Items listed in a dataset
--------------------------------------------------
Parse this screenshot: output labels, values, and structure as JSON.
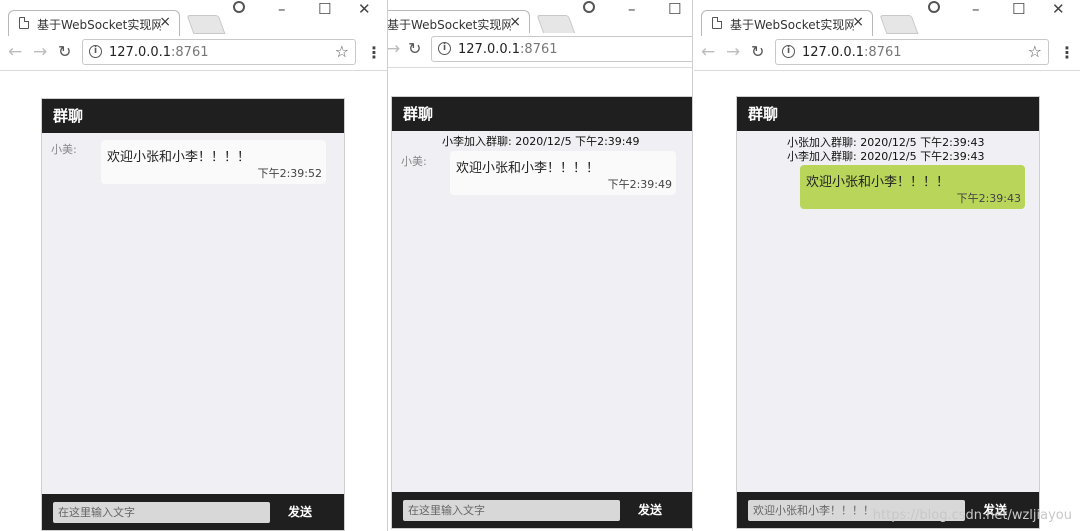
{
  "windows": [
    {
      "tab_title": "基于WebSocket实现网",
      "address_host": "127.0.0.1",
      "address_port": ":8761",
      "chat_title": "群聊",
      "system_messages": [],
      "message": {
        "sender": "小美:",
        "text": "欢迎小张和小李！！！！",
        "time": "下午2:39:52",
        "mine": false
      },
      "input_value": "在这里输入文字",
      "send_label": "发送"
    },
    {
      "tab_title": "基于WebSocket实现网",
      "address_host": "127.0.0.1",
      "address_port": ":8761",
      "chat_title": "群聊",
      "system_messages": [
        "小李加入群聊: 2020/12/5 下午2:39:49"
      ],
      "message": {
        "sender": "小美:",
        "text": "欢迎小张和小李！！！！",
        "time": "下午2:39:49",
        "mine": false
      },
      "input_value": "在这里输入文字",
      "send_label": "发送"
    },
    {
      "tab_title": "基于WebSocket实现网",
      "address_host": "127.0.0.1",
      "address_port": ":8761",
      "chat_title": "群聊",
      "system_messages": [
        "小张加入群聊: 2020/12/5 下午2:39:43",
        "小李加入群聊: 2020/12/5 下午2:39:43"
      ],
      "message": {
        "sender": "",
        "text": "欢迎小张和小李！！！！",
        "time": "下午2:39:43",
        "mine": true
      },
      "input_value": "欢迎小张和小李！！！！",
      "send_label": "发送"
    }
  ],
  "icons": {
    "page": "document-icon",
    "close": "close-icon",
    "back": "back-arrow-icon",
    "forward": "forward-arrow-icon",
    "reload": "reload-icon",
    "info": "info-icon",
    "star": "bookmark-star-icon",
    "menu": "kebab-menu-icon",
    "account": "account-icon"
  },
  "colors": {
    "chat_header": "#1f1f1f",
    "chat_body": "#efeff4",
    "my_bubble": "#b9d65a",
    "other_bubble": "#fafafa"
  },
  "watermark": "https://blog.csdn.net/wzljiayou"
}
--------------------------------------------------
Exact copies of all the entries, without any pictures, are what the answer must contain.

▶ [SOLUTION TO THE EXERCISE]
Parse this screenshot: output labels, values, and structure as JSON.
{
  "windows": [
    {
      "tab_title": "基于WebSocket实现网",
      "address_host": "127.0.0.1",
      "address_port": ":8761",
      "chat_title": "群聊",
      "system_messages": [],
      "message": {
        "sender": "小美:",
        "text": "欢迎小张和小李！！！！",
        "time": "下午2:39:52",
        "mine": false
      },
      "input_value": "在这里输入文字",
      "send_label": "发送"
    },
    {
      "tab_title": "基于WebSocket实现网",
      "address_host": "127.0.0.1",
      "address_port": ":8761",
      "chat_title": "群聊",
      "system_messages": [
        "小李加入群聊: 2020/12/5 下午2:39:49"
      ],
      "message": {
        "sender": "小美:",
        "text": "欢迎小张和小李！！！！",
        "time": "下午2:39:49",
        "mine": false
      },
      "input_value": "在这里输入文字",
      "send_label": "发送"
    },
    {
      "tab_title": "基于WebSocket实现网",
      "address_host": "127.0.0.1",
      "address_port": ":8761",
      "chat_title": "群聊",
      "system_messages": [
        "小张加入群聊: 2020/12/5 下午2:39:43",
        "小李加入群聊: 2020/12/5 下午2:39:43"
      ],
      "message": {
        "sender": "",
        "text": "欢迎小张和小李！！！！",
        "time": "下午2:39:43",
        "mine": true
      },
      "input_value": "欢迎小张和小李！！！！",
      "send_label": "发送"
    }
  ],
  "icons": {
    "page": "document-icon",
    "close": "close-icon",
    "back": "back-arrow-icon",
    "forward": "forward-arrow-icon",
    "reload": "reload-icon",
    "info": "info-icon",
    "star": "bookmark-star-icon",
    "menu": "kebab-menu-icon",
    "account": "account-icon"
  },
  "colors": {
    "chat_header": "#1f1f1f",
    "chat_body": "#efeff4",
    "my_bubble": "#b9d65a",
    "other_bubble": "#fafafa"
  },
  "watermark": "https://blog.csdn.net/wzljiayou"
}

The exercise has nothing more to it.